# [WORK TO BE COMPLETED]
This exercise calls for duplicating every entry below exactly, without the images.

App and web page records
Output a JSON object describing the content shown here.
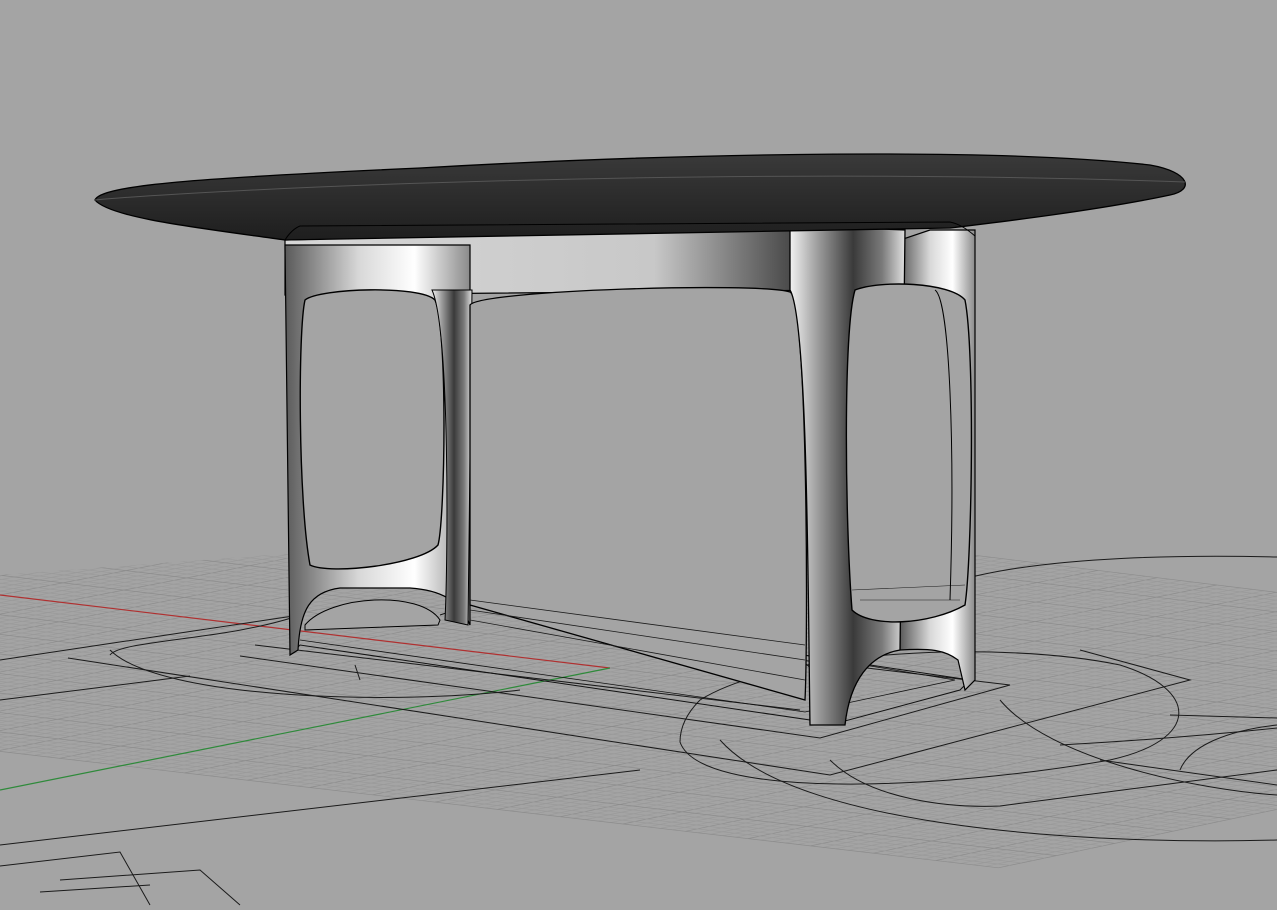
{
  "viewport": {
    "label": "",
    "background": "#a4a4a4",
    "grid_color": "#9a9a9a",
    "grid_major_color": "#8c8c8c",
    "x_axis_color": "#c0392b",
    "y_axis_color": "#2e9a3a",
    "curve_color": "#1a1a1a"
  },
  "model": {
    "object": "table",
    "top_color": "#2b2b2b",
    "body_color": "#c8c8c8",
    "edge_color": "#000000"
  }
}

# [SOLUTION]
Output a JSON object describing the content shown here.
{
  "viewport": {
    "label": "",
    "background": "#a4a4a4",
    "grid_color": "#9a9a9a",
    "grid_major_color": "#8c8c8c",
    "x_axis_color": "#c0392b",
    "y_axis_color": "#2e9a3a",
    "curve_color": "#1a1a1a"
  },
  "model": {
    "object": "table",
    "top_color": "#2b2b2b",
    "body_color": "#c8c8c8",
    "edge_color": "#000000"
  }
}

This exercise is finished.